The CMI default
How has the 'extreme trend reversal' become the default assumption? The answer lies in the core parameters embedded in the CMI projections model. The CMI model projects improvements (technically in two parts - the age-period and cohort components) from an initial starting rate to the long-term rate in line with the schematic of Figure 2. While users of the model can employ the advanced parameters to change all the parameters highlighted in Figure 2, most actuaries rely on the core version of the model where only the long-term rate for the dominant age-period component can be changed.
In the core model, the shape of the convergence to the long-term rates does not depend on the 'direction of travel' in historic improvements. Instead it assumes a pattern similar to the lower-green line in Figure 2, for example, immediately following a downward trend. When the CMI model was first released, this assumption seemed plausible.
The grey line in Figure 3 shows the smoothed period improvements observed in ONS death data when the first edition of the CMI projections model (CMI_2009) was published. Improvements appeared to have flattened off in recent years and the CMI concluded that this "illustrates possible emerging, but inconclusive, evidence of mortality improvement rates appearing to level off".
In contrast the green line in Figure 3 shows the smoothed data available two years later which led the CMI to comment that "the lower trajectory apparent from including the 2008 data has been almost fully reversed by the 2009 and 2010 data for both males and females" (Working paper 55). By this stage, the default convergence assumptions no longer look plausible. To date, the CMI has produced five variants of the lines in Figure 3, each based on an ONS dataset up to a different point in time (2007 to 2011). Four of the lines show a steep upward trajectory in the most recent years, only the one available when the CMI model was first released flattens off.
Options for better projections
As users of the model we should challenge ourselves whether the core model continues to be appropriate for our advice. If not, then an alternative parameterisation of the model is needed. It is relatively easy to adjust the model using the advanced parameters to obtain a run-off of improvement that continues to increase for a few years before falling away to the long-term rate.
The simplest way to do this is to increase the 'proportion of convergence remaining at the mid point' parameter to greater than 50%. As the tail-off is starting later, it would also be reasonable to assume it will take improvements longer to reach the long-term rate.
To reflect this you can increase the 'period of convergence parameter' in the CMI model. Doing this you will be able to replicate the green bars in Figure 1.
The issues raised in this article have been noted as part of the CMI's recent consultation on the future of the projections model. At the profession's annual mortality and longevity seminar there was a split vote on whether the convergence parameter should be made part of the core model.

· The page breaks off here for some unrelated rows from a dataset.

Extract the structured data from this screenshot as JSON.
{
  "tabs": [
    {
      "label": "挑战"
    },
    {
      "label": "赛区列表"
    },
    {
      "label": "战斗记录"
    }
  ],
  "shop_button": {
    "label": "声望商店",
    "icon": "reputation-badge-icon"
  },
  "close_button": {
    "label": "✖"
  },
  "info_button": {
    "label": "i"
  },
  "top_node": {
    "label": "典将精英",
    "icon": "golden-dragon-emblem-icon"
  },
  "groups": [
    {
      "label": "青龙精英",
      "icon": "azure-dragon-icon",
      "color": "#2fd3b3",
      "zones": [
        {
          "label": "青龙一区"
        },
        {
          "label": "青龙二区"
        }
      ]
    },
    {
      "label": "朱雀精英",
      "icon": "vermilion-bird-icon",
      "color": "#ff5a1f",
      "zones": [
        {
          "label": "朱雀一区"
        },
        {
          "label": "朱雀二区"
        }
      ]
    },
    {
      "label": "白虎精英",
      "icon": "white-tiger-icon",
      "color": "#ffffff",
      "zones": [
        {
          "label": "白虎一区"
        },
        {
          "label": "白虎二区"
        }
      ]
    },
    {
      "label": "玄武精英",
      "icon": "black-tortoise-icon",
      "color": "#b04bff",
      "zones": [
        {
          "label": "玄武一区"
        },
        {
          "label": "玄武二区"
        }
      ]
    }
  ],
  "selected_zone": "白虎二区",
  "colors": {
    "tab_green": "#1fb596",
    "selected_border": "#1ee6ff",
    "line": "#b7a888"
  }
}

A half-way house whereby the core model asks the user to choose between a small number of pre-set 'peaked' and 'not-peaked' variations may be the solution.
Steven Baxter leads the longevity analytics programme at club vita. Andrew Gashes is a longevity consultant at Hymans Robertson